### Task statement
The entries below should appear again in your reply, word for word.

● ● ●

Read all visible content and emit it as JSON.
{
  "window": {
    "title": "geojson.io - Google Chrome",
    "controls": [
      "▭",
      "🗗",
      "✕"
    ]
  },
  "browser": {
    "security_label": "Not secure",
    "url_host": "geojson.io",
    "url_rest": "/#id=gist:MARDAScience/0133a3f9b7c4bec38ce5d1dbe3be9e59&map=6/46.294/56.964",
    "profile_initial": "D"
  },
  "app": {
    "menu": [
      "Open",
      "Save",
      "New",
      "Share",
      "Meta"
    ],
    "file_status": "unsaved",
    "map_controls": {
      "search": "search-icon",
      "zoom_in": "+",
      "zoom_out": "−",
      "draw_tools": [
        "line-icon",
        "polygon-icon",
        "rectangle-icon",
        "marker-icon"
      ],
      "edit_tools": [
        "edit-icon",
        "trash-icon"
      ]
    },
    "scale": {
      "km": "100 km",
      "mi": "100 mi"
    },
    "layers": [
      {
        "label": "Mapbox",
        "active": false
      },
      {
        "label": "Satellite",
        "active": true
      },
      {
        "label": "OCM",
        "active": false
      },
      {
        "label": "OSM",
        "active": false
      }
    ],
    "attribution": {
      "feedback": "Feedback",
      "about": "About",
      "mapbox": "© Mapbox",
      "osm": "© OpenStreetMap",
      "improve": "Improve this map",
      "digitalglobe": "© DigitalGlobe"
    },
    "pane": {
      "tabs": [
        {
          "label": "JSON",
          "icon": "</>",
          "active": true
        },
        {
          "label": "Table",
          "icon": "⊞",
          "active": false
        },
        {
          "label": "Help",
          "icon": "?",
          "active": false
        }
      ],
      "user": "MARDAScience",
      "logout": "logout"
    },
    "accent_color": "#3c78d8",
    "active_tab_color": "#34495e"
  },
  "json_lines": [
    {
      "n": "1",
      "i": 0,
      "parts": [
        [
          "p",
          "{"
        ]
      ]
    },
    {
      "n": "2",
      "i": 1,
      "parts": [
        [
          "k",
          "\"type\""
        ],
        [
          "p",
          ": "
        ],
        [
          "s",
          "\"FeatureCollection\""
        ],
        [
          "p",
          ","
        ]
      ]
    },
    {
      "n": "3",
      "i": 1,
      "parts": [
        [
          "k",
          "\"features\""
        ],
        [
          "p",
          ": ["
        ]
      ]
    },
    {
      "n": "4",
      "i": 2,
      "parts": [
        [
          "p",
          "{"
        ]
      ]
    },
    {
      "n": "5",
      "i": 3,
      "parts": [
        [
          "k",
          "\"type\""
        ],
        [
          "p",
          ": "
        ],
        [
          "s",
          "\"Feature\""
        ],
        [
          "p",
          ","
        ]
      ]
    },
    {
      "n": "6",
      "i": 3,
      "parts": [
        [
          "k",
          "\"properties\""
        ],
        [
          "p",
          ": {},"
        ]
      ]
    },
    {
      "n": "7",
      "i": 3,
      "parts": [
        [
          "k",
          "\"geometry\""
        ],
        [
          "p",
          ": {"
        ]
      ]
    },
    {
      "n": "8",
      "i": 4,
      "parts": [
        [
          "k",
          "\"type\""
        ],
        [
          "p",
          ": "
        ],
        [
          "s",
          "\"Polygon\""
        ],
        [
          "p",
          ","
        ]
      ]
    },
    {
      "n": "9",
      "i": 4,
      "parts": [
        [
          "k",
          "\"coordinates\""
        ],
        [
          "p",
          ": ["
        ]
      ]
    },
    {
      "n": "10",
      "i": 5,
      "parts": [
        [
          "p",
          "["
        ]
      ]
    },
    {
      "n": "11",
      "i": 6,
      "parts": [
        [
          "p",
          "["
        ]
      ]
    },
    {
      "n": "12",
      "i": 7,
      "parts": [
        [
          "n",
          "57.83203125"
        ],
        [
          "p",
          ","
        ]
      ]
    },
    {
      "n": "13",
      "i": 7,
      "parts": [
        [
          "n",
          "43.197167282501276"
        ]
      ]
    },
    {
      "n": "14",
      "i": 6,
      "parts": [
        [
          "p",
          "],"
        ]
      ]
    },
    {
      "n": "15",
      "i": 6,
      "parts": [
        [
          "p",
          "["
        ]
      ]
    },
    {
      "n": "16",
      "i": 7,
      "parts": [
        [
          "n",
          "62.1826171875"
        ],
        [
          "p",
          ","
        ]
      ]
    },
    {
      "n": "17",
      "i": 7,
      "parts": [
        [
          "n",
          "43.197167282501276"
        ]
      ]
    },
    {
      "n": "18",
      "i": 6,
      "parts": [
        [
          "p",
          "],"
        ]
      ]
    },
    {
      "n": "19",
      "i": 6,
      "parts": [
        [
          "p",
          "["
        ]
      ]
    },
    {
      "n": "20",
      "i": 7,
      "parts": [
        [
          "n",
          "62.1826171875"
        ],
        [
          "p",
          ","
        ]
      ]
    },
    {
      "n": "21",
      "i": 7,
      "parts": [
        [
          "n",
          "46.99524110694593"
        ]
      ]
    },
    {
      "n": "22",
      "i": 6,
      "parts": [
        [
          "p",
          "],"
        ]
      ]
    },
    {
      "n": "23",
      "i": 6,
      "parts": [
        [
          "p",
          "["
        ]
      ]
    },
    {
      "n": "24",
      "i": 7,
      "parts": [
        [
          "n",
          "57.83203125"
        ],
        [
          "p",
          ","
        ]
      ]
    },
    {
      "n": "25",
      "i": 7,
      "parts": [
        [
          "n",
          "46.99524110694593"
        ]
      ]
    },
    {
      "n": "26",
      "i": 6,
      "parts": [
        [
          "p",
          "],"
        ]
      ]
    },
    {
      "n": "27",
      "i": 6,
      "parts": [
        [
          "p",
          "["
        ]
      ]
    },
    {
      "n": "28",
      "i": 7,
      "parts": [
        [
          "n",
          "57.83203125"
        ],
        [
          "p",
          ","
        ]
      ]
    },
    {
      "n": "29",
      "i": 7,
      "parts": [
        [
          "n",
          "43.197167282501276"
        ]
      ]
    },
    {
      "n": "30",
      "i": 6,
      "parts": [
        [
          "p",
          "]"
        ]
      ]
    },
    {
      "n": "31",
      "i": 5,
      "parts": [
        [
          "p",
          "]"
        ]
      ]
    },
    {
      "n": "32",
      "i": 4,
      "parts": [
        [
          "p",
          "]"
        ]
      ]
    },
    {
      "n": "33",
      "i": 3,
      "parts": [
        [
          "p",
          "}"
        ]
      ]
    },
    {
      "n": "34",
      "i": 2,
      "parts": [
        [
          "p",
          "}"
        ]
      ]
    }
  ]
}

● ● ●

### Solution to this task
Read all visible content and emit it as JSON.
{
  "window": {
    "title": "geojson.io - Google Chrome",
    "controls": [
      "▭",
      "🗗",
      "✕"
    ]
  },
  "browser": {
    "security_label": "Not secure",
    "url_host": "geojson.io",
    "url_rest": "/#id=gist:MARDAScience/0133a3f9b7c4bec38ce5d1dbe3be9e59&map=6/46.294/56.964",
    "profile_initial": "D"
  },
  "app": {
    "menu": [
      "Open",
      "Save",
      "New",
      "Share",
      "Meta"
    ],
    "file_status": "unsaved",
    "map_controls": {
      "search": "search-icon",
      "zoom_in": "+",
      "zoom_out": "−",
      "draw_tools": [
        "line-icon",
        "polygon-icon",
        "rectangle-icon",
        "marker-icon"
      ],
      "edit_tools": [
        "edit-icon",
        "trash-icon"
      ]
    },
    "scale": {
      "km": "100 km",
      "mi": "100 mi"
    },
    "layers": [
      {
        "label": "Mapbox",
        "active": false
      },
      {
        "label": "Satellite",
        "active": true
      },
      {
        "label": "OCM",
        "active": false
      },
      {
        "label": "OSM",
        "active": false
      }
    ],
    "attribution": {
      "feedback": "Feedback",
      "about": "About",
      "mapbox": "© Mapbox",
      "osm": "© OpenStreetMap",
      "improve": "Improve this map",
      "digitalglobe": "© DigitalGlobe"
    },
    "pane": {
      "tabs": [
        {
          "label": "JSON",
          "icon": "</>",
          "active": true
        },
        {
          "label": "Table",
          "icon": "⊞",
          "active": false
        },
        {
          "label": "Help",
          "icon": "?",
          "active": false
        }
      ],
      "user": "MARDAScience",
      "logout": "logout"
    },
    "accent_color": "#3c78d8",
    "active_tab_color": "#34495e"
  },
  "json_lines": [
    {
      "n": "1",
      "i": 0,
      "parts": [
        [
          "p",
          "{"
        ]
      ]
    },
    {
      "n": "2",
      "i": 1,
      "parts": [
        [
          "k",
          "\"type\""
        ],
        [
          "p",
          ": "
        ],
        [
          "s",
          "\"FeatureCollection\""
        ],
        [
          "p",
          ","
        ]
      ]
    },
    {
      "n": "3",
      "i": 1,
      "parts": [
        [
          "k",
          "\"features\""
        ],
        [
          "p",
          ": ["
        ]
      ]
    },
    {
      "n": "4",
      "i": 2,
      "parts": [
        [
          "p",
          "{"
        ]
      ]
    },
    {
      "n": "5",
      "i": 3,
      "parts": [
        [
          "k",
          "\"type\""
        ],
        [
          "p",
          ": "
        ],
        [
          "s",
          "\"Feature\""
        ],
        [
          "p",
          ","
        ]
      ]
    },
    {
      "n": "6",
      "i": 3,
      "parts": [
        [
          "k",
          "\"properties\""
        ],
        [
          "p",
          ": {},"
        ]
      ]
    },
    {
      "n": "7",
      "i": 3,
      "parts": [
        [
          "k",
          "\"geometry\""
        ],
        [
          "p",
          ": {"
        ]
      ]
    },
    {
      "n": "8",
      "i": 4,
      "parts": [
        [
          "k",
          "\"type\""
        ],
        [
          "p",
          ": "
        ],
        [
          "s",
          "\"Polygon\""
        ],
        [
          "p",
          ","
        ]
      ]
    },
    {
      "n": "9",
      "i": 4,
      "parts": [
        [
          "k",
          "\"coordinates\""
        ],
        [
          "p",
          ": ["
        ]
      ]
    },
    {
      "n": "10",
      "i": 5,
      "parts": [
        [
          "p",
          "["
        ]
      ]
    },
    {
      "n": "11",
      "i": 6,
      "parts": [
        [
          "p",
          "["
        ]
      ]
    },
    {
      "n": "12",
      "i": 7,
      "parts": [
        [
          "n",
          "57.83203125"
        ],
        [
          "p",
          ","
        ]
      ]
    },
    {
      "n": "13",
      "i": 7,
      "parts": [
        [
          "n",
          "43.197167282501276"
        ]
      ]
    },
    {
      "n": "14",
      "i": 6,
      "parts": [
        [
          "p",
          "],"
        ]
      ]
    },
    {
      "n": "15",
      "i": 6,
      "parts": [
        [
          "p",
          "["
        ]
      ]
    },
    {
      "n": "16",
      "i": 7,
      "parts": [
        [
          "n",
          "62.1826171875"
        ],
        [
          "p",
          ","
        ]
      ]
    },
    {
      "n": "17",
      "i": 7,
      "parts": [
        [
          "n",
          "43.197167282501276"
        ]
      ]
    },
    {
      "n": "18",
      "i": 6,
      "parts": [
        [
          "p",
          "],"
        ]
      ]
    },
    {
      "n": "19",
      "i": 6,
      "parts": [
        [
          "p",
          "["
        ]
      ]
    },
    {
      "n": "20",
      "i": 7,
      "parts": [
        [
          "n",
          "62.1826171875"
        ],
        [
          "p",
          ","
        ]
      ]
    },
    {
      "n": "21",
      "i": 7,
      "parts": [
        [
          "n",
          "46.99524110694593"
        ]
      ]
    },
    {
      "n": "22",
      "i": 6,
      "parts": [
        [
          "p",
          "],"
        ]
      ]
    },
    {
      "n": "23",
      "i": 6,
      "parts": [
        [
          "p",
          "["
        ]
      ]
    },
    {
      "n": "24",
      "i": 7,
      "parts": [
        [
          "n",
          "57.83203125"
        ],
        [
          "p",
          ","
        ]
      ]
    },
    {
      "n": "25",
      "i": 7,
      "parts": [
        [
          "n",
          "46.99524110694593"
        ]
      ]
    },
    {
      "n": "26",
      "i": 6,
      "parts": [
        [
          "p",
          "],"
        ]
      ]
    },
    {
      "n": "27",
      "i": 6,
      "parts": [
        [
          "p",
          "["
        ]
      ]
    },
    {
      "n": "28",
      "i": 7,
      "parts": [
        [
          "n",
          "57.83203125"
        ],
        [
          "p",
          ","
        ]
      ]
    },
    {
      "n": "29",
      "i": 7,
      "parts": [
        [
          "n",
          "43.197167282501276"
        ]
      ]
    },
    {
      "n": "30",
      "i": 6,
      "parts": [
        [
          "p",
          "]"
        ]
      ]
    },
    {
      "n": "31",
      "i": 5,
      "parts": [
        [
          "p",
          "]"
        ]
      ]
    },
    {
      "n": "32",
      "i": 4,
      "parts": [
        [
          "p",
          "]"
        ]
      ]
    },
    {
      "n": "33",
      "i": 3,
      "parts": [
        [
          "p",
          "}"
        ]
      ]
    },
    {
      "n": "34",
      "i": 2,
      "parts": [
        [
          "p",
          "}"
        ]
      ]
    }
  ]
}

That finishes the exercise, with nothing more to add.